◆ DESCRIPTION OF THE TASK ◆
Would you retype each record exactly as given?

(Records drawn from a dataset)
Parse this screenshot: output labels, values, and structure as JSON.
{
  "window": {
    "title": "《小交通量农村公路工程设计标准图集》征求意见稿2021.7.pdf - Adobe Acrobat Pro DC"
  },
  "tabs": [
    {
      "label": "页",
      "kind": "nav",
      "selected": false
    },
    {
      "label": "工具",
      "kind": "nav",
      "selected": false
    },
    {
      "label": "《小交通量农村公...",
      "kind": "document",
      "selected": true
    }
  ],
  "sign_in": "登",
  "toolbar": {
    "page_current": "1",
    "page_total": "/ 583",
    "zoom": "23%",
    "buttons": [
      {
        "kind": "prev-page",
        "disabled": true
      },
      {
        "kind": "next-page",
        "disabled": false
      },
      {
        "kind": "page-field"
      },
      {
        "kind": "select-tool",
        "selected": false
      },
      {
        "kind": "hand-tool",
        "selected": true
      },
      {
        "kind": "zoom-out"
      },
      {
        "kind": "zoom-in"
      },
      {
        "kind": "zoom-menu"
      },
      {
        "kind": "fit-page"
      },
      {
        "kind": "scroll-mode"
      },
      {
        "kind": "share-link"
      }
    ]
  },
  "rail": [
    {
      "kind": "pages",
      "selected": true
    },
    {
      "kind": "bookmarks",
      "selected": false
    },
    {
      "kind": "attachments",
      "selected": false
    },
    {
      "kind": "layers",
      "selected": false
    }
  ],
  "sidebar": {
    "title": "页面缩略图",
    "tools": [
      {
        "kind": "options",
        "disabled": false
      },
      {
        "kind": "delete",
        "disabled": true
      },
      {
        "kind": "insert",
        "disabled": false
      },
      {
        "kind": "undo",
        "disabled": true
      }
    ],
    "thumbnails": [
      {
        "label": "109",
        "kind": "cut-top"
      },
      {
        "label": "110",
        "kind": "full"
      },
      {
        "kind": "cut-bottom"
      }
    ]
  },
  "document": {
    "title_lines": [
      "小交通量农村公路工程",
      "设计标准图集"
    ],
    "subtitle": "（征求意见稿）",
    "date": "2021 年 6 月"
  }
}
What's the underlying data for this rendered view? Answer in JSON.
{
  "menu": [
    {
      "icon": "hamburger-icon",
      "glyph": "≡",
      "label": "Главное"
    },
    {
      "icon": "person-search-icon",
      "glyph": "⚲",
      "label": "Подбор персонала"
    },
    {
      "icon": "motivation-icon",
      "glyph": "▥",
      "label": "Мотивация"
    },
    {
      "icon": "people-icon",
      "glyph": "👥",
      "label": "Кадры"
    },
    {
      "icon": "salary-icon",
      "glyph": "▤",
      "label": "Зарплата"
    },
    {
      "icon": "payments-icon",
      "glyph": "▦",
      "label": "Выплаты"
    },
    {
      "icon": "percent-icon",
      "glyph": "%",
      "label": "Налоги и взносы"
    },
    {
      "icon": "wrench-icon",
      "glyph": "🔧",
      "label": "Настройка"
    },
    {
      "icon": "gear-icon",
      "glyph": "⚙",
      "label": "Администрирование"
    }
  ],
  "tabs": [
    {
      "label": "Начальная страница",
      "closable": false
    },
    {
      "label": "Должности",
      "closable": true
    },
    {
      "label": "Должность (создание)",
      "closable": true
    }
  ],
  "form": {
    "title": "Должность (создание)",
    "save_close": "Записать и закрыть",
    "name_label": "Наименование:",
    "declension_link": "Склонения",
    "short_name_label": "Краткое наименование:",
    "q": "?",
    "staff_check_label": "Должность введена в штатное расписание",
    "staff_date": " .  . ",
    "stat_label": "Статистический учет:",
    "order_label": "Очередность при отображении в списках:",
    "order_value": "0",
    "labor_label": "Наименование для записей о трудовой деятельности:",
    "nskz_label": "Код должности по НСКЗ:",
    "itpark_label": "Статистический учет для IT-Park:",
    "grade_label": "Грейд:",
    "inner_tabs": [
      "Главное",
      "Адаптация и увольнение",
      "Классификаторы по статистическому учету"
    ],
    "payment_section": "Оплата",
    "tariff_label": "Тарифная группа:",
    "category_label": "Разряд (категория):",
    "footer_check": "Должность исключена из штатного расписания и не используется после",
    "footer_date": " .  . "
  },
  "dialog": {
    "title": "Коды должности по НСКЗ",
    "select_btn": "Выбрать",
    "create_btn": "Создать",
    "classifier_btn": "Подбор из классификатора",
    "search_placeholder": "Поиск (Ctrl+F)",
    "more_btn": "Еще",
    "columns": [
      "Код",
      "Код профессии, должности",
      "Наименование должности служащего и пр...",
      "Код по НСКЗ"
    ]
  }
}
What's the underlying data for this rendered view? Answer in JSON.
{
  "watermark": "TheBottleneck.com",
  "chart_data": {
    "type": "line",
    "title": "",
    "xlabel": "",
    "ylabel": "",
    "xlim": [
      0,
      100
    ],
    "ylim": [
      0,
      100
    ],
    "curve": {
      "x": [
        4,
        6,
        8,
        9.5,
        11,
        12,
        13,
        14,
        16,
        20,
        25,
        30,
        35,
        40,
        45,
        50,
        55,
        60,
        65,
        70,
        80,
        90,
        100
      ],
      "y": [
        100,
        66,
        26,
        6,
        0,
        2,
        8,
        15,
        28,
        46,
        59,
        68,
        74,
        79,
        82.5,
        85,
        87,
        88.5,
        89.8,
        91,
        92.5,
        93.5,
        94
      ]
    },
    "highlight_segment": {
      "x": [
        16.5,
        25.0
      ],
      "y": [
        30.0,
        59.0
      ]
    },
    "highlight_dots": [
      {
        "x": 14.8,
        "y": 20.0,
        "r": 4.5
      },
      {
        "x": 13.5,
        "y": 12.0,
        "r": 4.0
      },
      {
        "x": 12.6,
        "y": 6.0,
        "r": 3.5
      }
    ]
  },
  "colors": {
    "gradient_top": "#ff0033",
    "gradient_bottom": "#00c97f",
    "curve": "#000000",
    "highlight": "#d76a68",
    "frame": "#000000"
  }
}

◆ ANSWER ◆
Parse this screenshot: output labels, values, and structure as JSON.
{
  "window": {
    "title": "《小交通量农村公路工程设计标准图集》征求意见稿2021.7.pdf - Adobe Acrobat Pro DC"
  },
  "tabs": [
    {
      "label": "页",
      "kind": "nav",
      "selected": false
    },
    {
      "label": "工具",
      "kind": "nav",
      "selected": false
    },
    {
      "label": "《小交通量农村公...",
      "kind": "document",
      "selected": true
    }
  ],
  "sign_in": "登",
  "toolbar": {
    "page_current": "1",
    "page_total": "/ 583",
    "zoom": "23%",
    "buttons": [
      {
        "kind": "prev-page",
        "disabled": true
      },
      {
        "kind": "next-page",
        "disabled": false
      },
      {
        "kind": "page-field"
      },
      {
        "kind": "select-tool",
        "selected": false
      },
      {
        "kind": "hand-tool",
        "selected": true
      },
      {
        "kind": "zoom-out"
      },
      {
        "kind": "zoom-in"
      },
      {
        "kind": "zoom-menu"
      },
      {
        "kind": "fit-page"
      },
      {
        "kind": "scroll-mode"
      },
      {
        "kind": "share-link"
      }
    ]
  },
  "rail": [
    {
      "kind": "pages",
      "selected": true
    },
    {
      "kind": "bookmarks",
      "selected": false
    },
    {
      "kind": "attachments",
      "selected": false
    },
    {
      "kind": "layers",
      "selected": false
    }
  ],
  "sidebar": {
    "title": "页面缩略图",
    "tools": [
      {
        "kind": "options",
        "disabled": false
      },
      {
        "kind": "delete",
        "disabled": true
      },
      {
        "kind": "insert",
        "disabled": false
      },
      {
        "kind": "undo",
        "disabled": true
      }
    ],
    "thumbnails": [
      {
        "label": "109",
        "kind": "cut-top"
      },
      {
        "label": "110",
        "kind": "full"
      },
      {
        "kind": "cut-bottom"
      }
    ]
  },
  "document": {
    "title_lines": [
      "小交通量农村公路工程",
      "设计标准图集"
    ],
    "subtitle": "（征求意见稿）",
    "date": "2021 年 6 月"
  }
}
What's the underlying data for this rendered view? Answer in JSON.
{
  "menu": [
    {
      "icon": "hamburger-icon",
      "glyph": "≡",
      "label": "Главное"
    },
    {
      "icon": "person-search-icon",
      "glyph": "⚲",
      "label": "Подбор персонала"
    },
    {
      "icon": "motivation-icon",
      "glyph": "▥",
      "label": "Мотивация"
    },
    {
      "icon": "people-icon",
      "glyph": "👥",
      "label": "Кадры"
    },
    {
      "icon": "salary-icon",
      "glyph": "▤",
      "label": "Зарплата"
    },
    {
      "icon": "payments-icon",
      "glyph": "▦",
      "label": "Выплаты"
    },
    {
      "icon": "percent-icon",
      "glyph": "%",
      "label": "Налоги и взносы"
    },
    {
      "icon": "wrench-icon",
      "glyph": "🔧",
      "label": "Настройка"
    },
    {
      "icon": "gear-icon",
      "glyph": "⚙",
      "label": "Администрирование"
    }
  ],
  "tabs": [
    {
      "label": "Начальная страница",
      "closable": false
    },
    {
      "label": "Должности",
      "closable": true
    },
    {
      "label": "Должность (создание)",
      "closable": true
    }
  ],
  "form": {
    "title": "Должность (создание)",
    "save_close": "Записать и закрыть",
    "name_label": "Наименование:",
    "declension_link": "Склонения",
    "short_name_label": "Краткое наименование:",
    "q": "?",
    "staff_check_label": "Должность введена в штатное расписание",
    "staff_date": " .  . ",
    "stat_label": "Статистический учет:",
    "order_label": "Очередность при отображении в списках:",
    "order_value": "0",
    "labor_label": "Наименование для записей о трудовой деятельности:",
    "nskz_label": "Код должности по НСКЗ:",
    "itpark_label": "Статистический учет для IT-Park:",
    "grade_label": "Грейд:",
    "inner_tabs": [
      "Главное",
      "Адаптация и увольнение",
      "Классификаторы по статистическому учету"
    ],
    "payment_section": "Оплата",
    "tariff_label": "Тарифная группа:",
    "category_label": "Разряд (категория):",
    "footer_check": "Должность исключена из штатного расписания и не используется после",
    "footer_date": " .  . "
  },
  "dialog": {
    "title": "Коды должности по НСКЗ",
    "select_btn": "Выбрать",
    "create_btn": "Создать",
    "classifier_btn": "Подбор из классификатора",
    "search_placeholder": "Поиск (Ctrl+F)",
    "more_btn": "Еще",
    "columns": [
      "Код",
      "Код профессии, должности",
      "Наименование должности служащего и пр...",
      "Код по НСКЗ"
    ]
  }
}
What's the underlying data for this rendered view? Answer in JSON.
{
  "watermark": "TheBottleneck.com",
  "chart_data": {
    "type": "line",
    "title": "",
    "xlabel": "",
    "ylabel": "",
    "xlim": [
      0,
      100
    ],
    "ylim": [
      0,
      100
    ],
    "curve": {
      "x": [
        4,
        6,
        8,
        9.5,
        11,
        12,
        13,
        14,
        16,
        20,
        25,
        30,
        35,
        40,
        45,
        50,
        55,
        60,
        65,
        70,
        80,
        90,
        100
      ],
      "y": [
        100,
        66,
        26,
        6,
        0,
        2,
        8,
        15,
        28,
        46,
        59,
        68,
        74,
        79,
        82.5,
        85,
        87,
        88.5,
        89.8,
        91,
        92.5,
        93.5,
        94
      ]
    },
    "highlight_segment": {
      "x": [
        16.5,
        25.0
      ],
      "y": [
        30.0,
        59.0
      ]
    },
    "highlight_dots": [
      {
        "x": 14.8,
        "y": 20.0,
        "r": 4.5
      },
      {
        "x": 13.5,
        "y": 12.0,
        "r": 4.0
      },
      {
        "x": 12.6,
        "y": 6.0,
        "r": 3.5
      }
    ]
  },
  "colors": {
    "gradient_top": "#ff0033",
    "gradient_bottom": "#00c97f",
    "curve": "#000000",
    "highlight": "#d76a68",
    "frame": "#000000"
  }
}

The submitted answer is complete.